*** Data provided Section Begins ***

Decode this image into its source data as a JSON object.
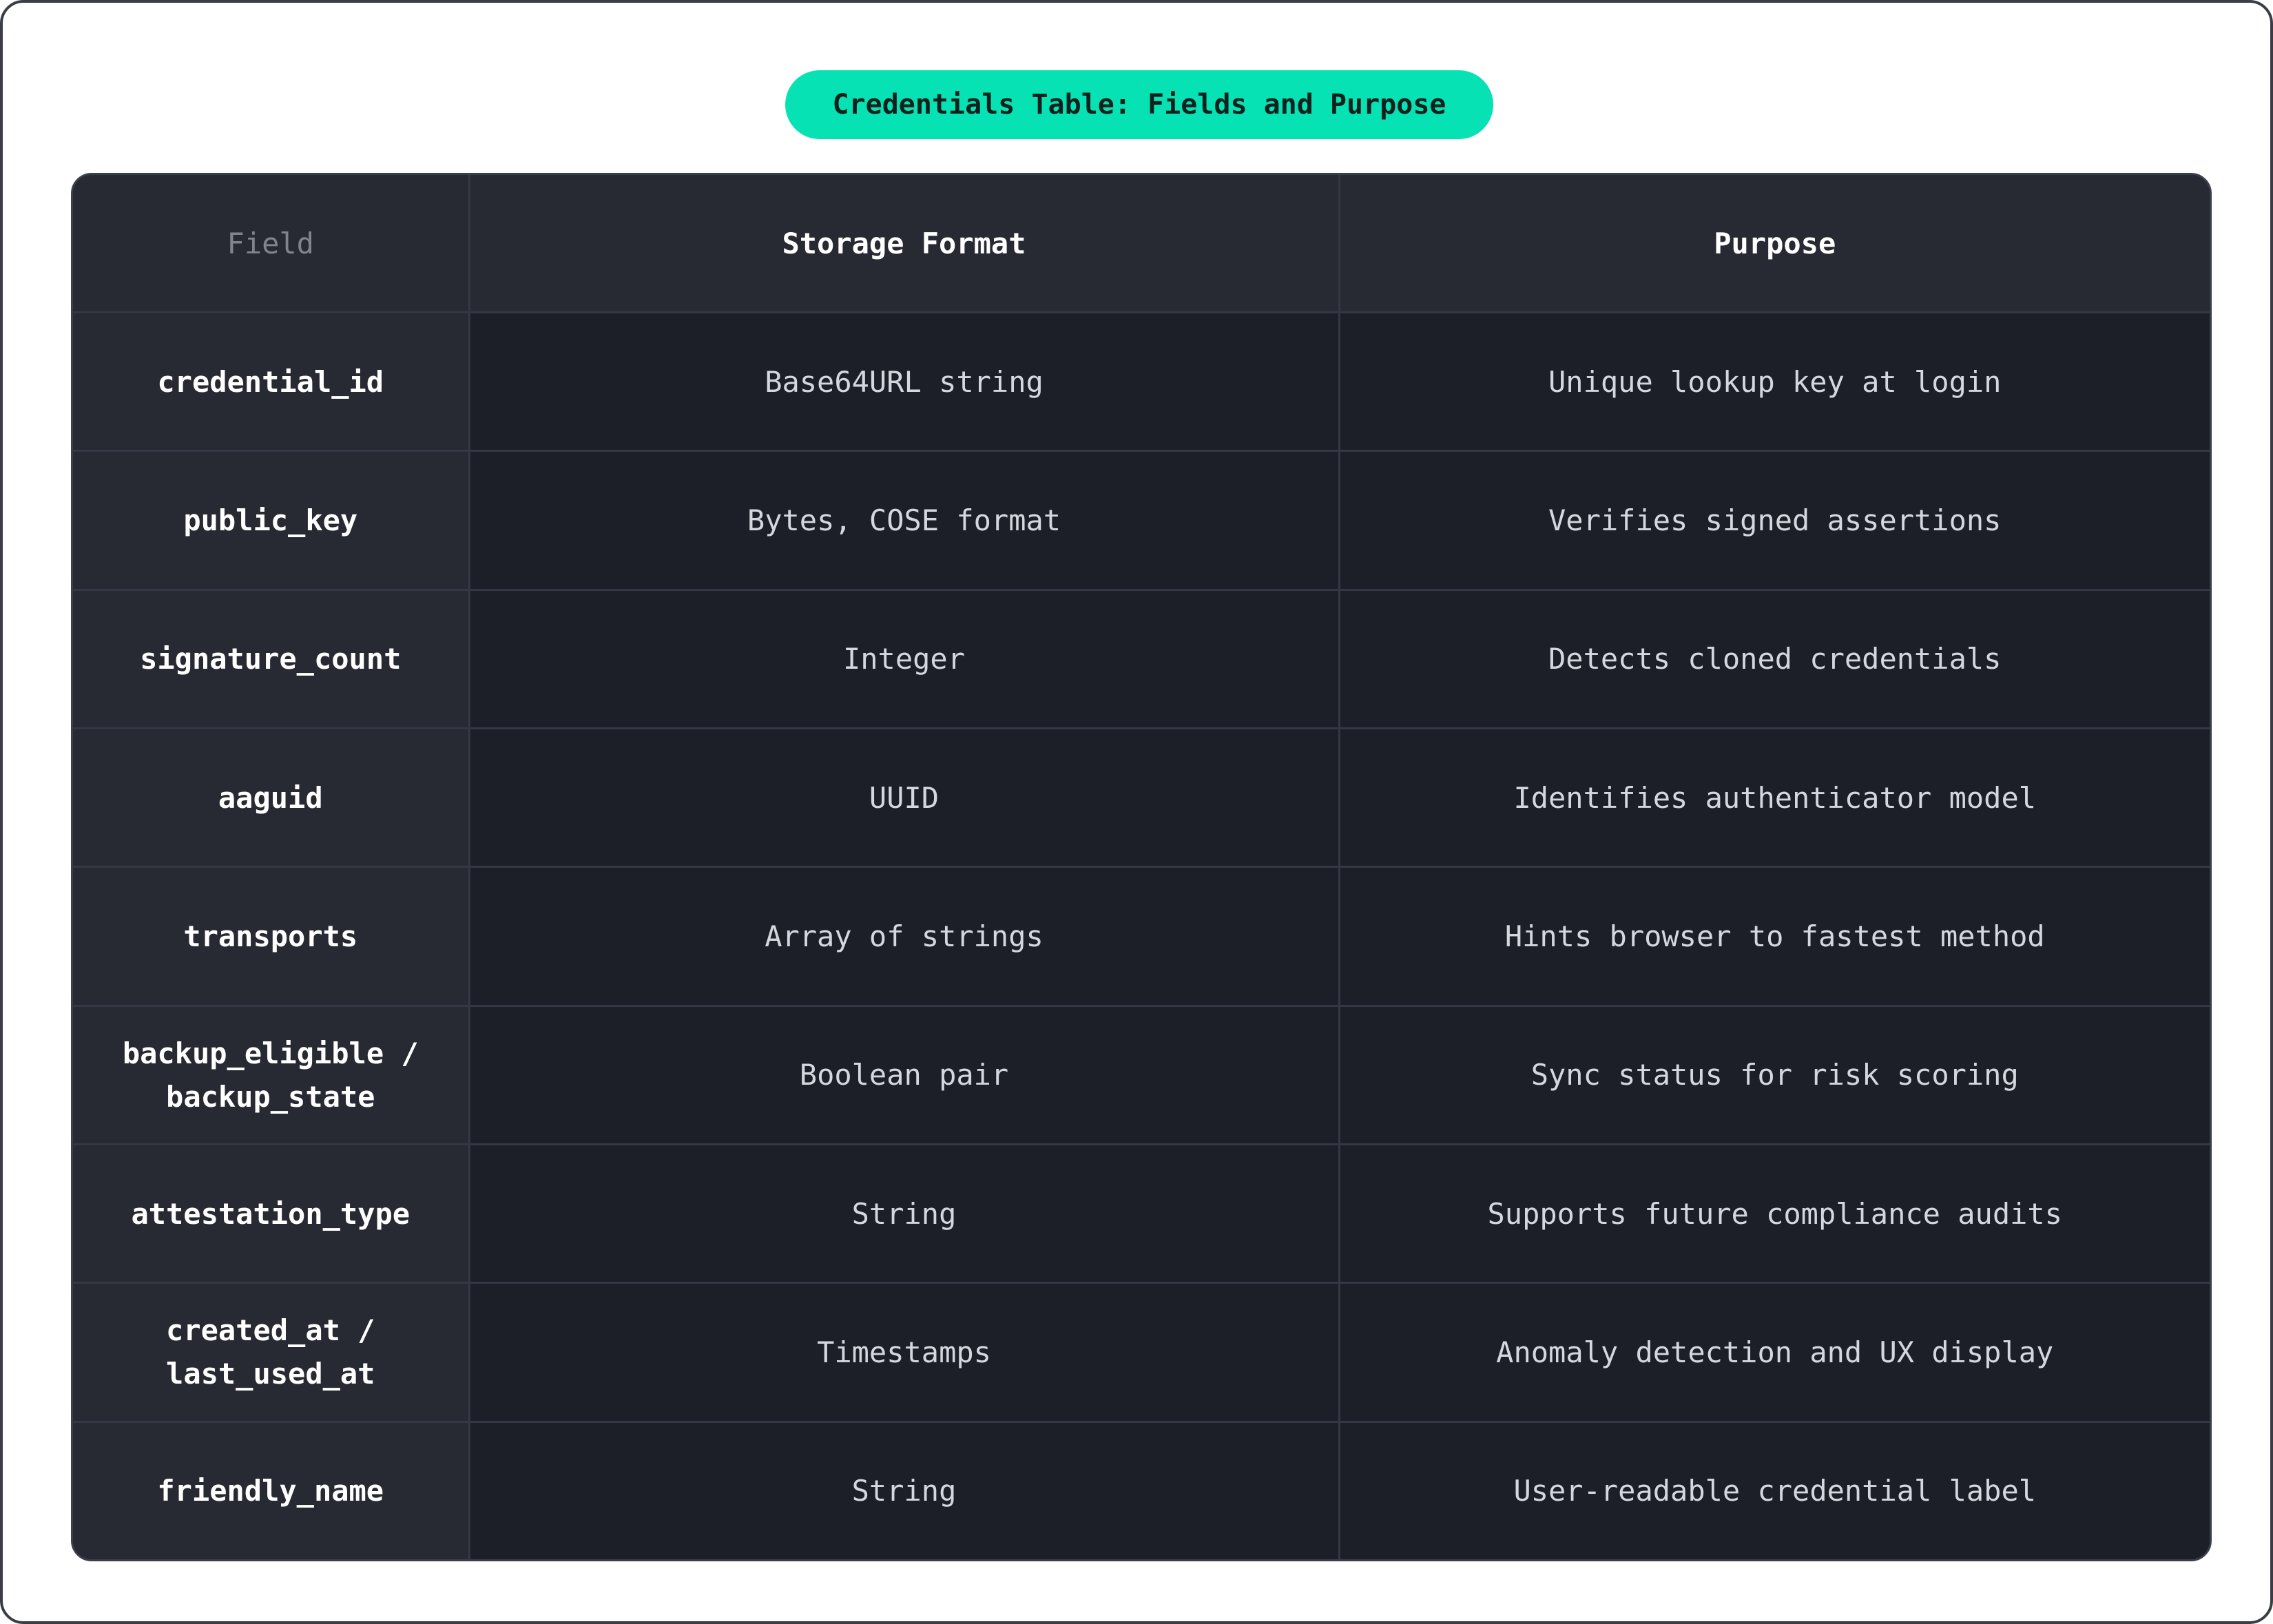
{
  "title": "Credentials Table: Fields and Purpose",
  "colors": {
    "accent": "#06e2b4",
    "table_bg": "#1c1f28",
    "header_bg": "#272a33"
  },
  "table": {
    "headers": [
      "Field",
      "Storage Format",
      "Purpose"
    ],
    "rows": [
      {
        "field": "credential_id",
        "format": "Base64URL string",
        "purpose": "Unique lookup key at login"
      },
      {
        "field": "public_key",
        "format": "Bytes, COSE format",
        "purpose": "Verifies signed assertions"
      },
      {
        "field": "signature_count",
        "format": "Integer",
        "purpose": "Detects cloned credentials"
      },
      {
        "field": "aaguid",
        "format": "UUID",
        "purpose": "Identifies authenticator model"
      },
      {
        "field": "transports",
        "format": "Array of strings",
        "purpose": "Hints browser to fastest method"
      },
      {
        "field": "backup_eligible / backup_state",
        "format": "Boolean pair",
        "purpose": "Sync status for risk scoring"
      },
      {
        "field": "attestation_type",
        "format": "String",
        "purpose": "Supports future compliance audits"
      },
      {
        "field": "created_at / last_used_at",
        "format": "Timestamps",
        "purpose": "Anomaly detection and UX display"
      },
      {
        "field": "friendly_name",
        "format": "String",
        "purpose": "User-readable credential label"
      }
    ]
  }
}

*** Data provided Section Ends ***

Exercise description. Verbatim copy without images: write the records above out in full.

Solution to this exercise.
Decode this image into its source data as a JSON object.
{
  "title": "Credentials Table: Fields and Purpose",
  "colors": {
    "accent": "#06e2b4",
    "table_bg": "#1c1f28",
    "header_bg": "#272a33"
  },
  "table": {
    "headers": [
      "Field",
      "Storage Format",
      "Purpose"
    ],
    "rows": [
      {
        "field": "credential_id",
        "format": "Base64URL string",
        "purpose": "Unique lookup key at login"
      },
      {
        "field": "public_key",
        "format": "Bytes, COSE format",
        "purpose": "Verifies signed assertions"
      },
      {
        "field": "signature_count",
        "format": "Integer",
        "purpose": "Detects cloned credentials"
      },
      {
        "field": "aaguid",
        "format": "UUID",
        "purpose": "Identifies authenticator model"
      },
      {
        "field": "transports",
        "format": "Array of strings",
        "purpose": "Hints browser to fastest method"
      },
      {
        "field": "backup_eligible / backup_state",
        "format": "Boolean pair",
        "purpose": "Sync status for risk scoring"
      },
      {
        "field": "attestation_type",
        "format": "String",
        "purpose": "Supports future compliance audits"
      },
      {
        "field": "created_at / last_used_at",
        "format": "Timestamps",
        "purpose": "Anomaly detection and UX display"
      },
      {
        "field": "friendly_name",
        "format": "String",
        "purpose": "User-readable credential label"
      }
    ]
  }
}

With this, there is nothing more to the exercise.